Scotland Neck, North Carolina, in 1944 is a typically charming Southern town. Everyone knows everyone, and people generally look out for one another. Johnnie, the nine year-old narrator, describes the many adventures he and his best friend Wormy encounter that summer. Although Johnnie is white and Wormy is black, the two boys do not allow the racial tensions of the segregated South to disturb their relationship. They daydream about concocting solutions that will make them invisible so that they can both take part in activities such as buying a Coke and a moon pie at the local grocery.
The two boys seem to have a penchant for mischief; examples include the time Johnnie’s father’s taxicab ended up at the bottom of Scout Pond and the day the boys hopped a train thinking it would take them to the next town but ended up in Norfolk, Virginia. As Johnnie grows up, he recognizes more often the discrimination Wormy endures, especially after Wormy is attacked for taking part in a whites-only activity. Although Johnnie acknowledges that Scotland Neck is not perfect, he appreciates the lessons he learns over the summer of 1944 before he and his newly-widowed mother move to northern Virginia. Most of all, he is grateful for his time there with Wormy.
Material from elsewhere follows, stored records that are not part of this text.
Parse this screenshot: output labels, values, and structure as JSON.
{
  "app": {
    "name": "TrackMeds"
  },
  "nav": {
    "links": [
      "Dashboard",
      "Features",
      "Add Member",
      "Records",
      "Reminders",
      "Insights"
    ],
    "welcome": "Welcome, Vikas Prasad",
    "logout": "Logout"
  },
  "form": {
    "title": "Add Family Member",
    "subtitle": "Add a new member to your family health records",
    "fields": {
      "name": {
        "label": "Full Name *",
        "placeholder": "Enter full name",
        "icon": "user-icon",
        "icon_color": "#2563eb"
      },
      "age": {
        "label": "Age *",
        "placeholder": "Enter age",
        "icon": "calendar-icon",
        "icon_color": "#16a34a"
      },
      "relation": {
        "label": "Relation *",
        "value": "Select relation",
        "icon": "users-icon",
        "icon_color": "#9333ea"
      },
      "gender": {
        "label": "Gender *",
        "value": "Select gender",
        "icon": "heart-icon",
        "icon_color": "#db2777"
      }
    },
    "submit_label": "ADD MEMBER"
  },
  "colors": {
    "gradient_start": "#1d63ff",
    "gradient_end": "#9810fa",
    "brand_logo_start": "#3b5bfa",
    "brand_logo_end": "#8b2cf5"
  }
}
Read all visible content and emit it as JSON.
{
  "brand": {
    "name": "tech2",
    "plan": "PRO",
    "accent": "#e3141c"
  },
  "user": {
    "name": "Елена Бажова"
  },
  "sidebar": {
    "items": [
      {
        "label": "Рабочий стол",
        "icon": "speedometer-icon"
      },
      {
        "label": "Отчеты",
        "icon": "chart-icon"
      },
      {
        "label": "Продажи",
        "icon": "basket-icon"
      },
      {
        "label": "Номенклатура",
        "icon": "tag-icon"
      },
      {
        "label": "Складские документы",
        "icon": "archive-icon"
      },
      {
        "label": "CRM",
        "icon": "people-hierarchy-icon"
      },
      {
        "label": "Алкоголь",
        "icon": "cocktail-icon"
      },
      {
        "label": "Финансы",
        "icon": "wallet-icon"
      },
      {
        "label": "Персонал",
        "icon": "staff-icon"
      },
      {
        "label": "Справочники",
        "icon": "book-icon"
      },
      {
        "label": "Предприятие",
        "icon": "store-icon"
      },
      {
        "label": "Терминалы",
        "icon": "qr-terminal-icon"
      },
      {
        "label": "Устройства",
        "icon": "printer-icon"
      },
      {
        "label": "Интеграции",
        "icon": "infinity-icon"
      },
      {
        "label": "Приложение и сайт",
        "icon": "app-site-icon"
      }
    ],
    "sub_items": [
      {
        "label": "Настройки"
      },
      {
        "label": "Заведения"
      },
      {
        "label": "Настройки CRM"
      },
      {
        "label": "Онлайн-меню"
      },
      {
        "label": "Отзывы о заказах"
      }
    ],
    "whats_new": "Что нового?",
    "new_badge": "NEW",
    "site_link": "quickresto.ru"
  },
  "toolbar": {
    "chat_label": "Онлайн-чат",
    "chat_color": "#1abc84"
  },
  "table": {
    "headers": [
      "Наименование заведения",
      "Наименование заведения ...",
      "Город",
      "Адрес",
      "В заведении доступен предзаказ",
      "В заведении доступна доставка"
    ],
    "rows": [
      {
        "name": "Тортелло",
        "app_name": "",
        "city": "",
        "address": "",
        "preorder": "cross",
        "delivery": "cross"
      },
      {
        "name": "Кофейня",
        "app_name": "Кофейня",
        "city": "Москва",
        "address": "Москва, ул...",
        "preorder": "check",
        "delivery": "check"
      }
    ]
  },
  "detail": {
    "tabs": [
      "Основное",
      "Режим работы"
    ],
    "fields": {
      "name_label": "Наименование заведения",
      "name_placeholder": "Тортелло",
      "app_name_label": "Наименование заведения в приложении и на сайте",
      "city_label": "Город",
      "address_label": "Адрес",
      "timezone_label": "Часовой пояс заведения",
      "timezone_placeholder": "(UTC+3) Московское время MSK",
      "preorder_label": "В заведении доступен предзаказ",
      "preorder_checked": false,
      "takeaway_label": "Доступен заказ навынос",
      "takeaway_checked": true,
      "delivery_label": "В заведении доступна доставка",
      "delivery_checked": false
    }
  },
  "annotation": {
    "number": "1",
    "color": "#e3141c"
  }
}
Check out this title’s availability in the UNC-Chapel Hill Library catalog.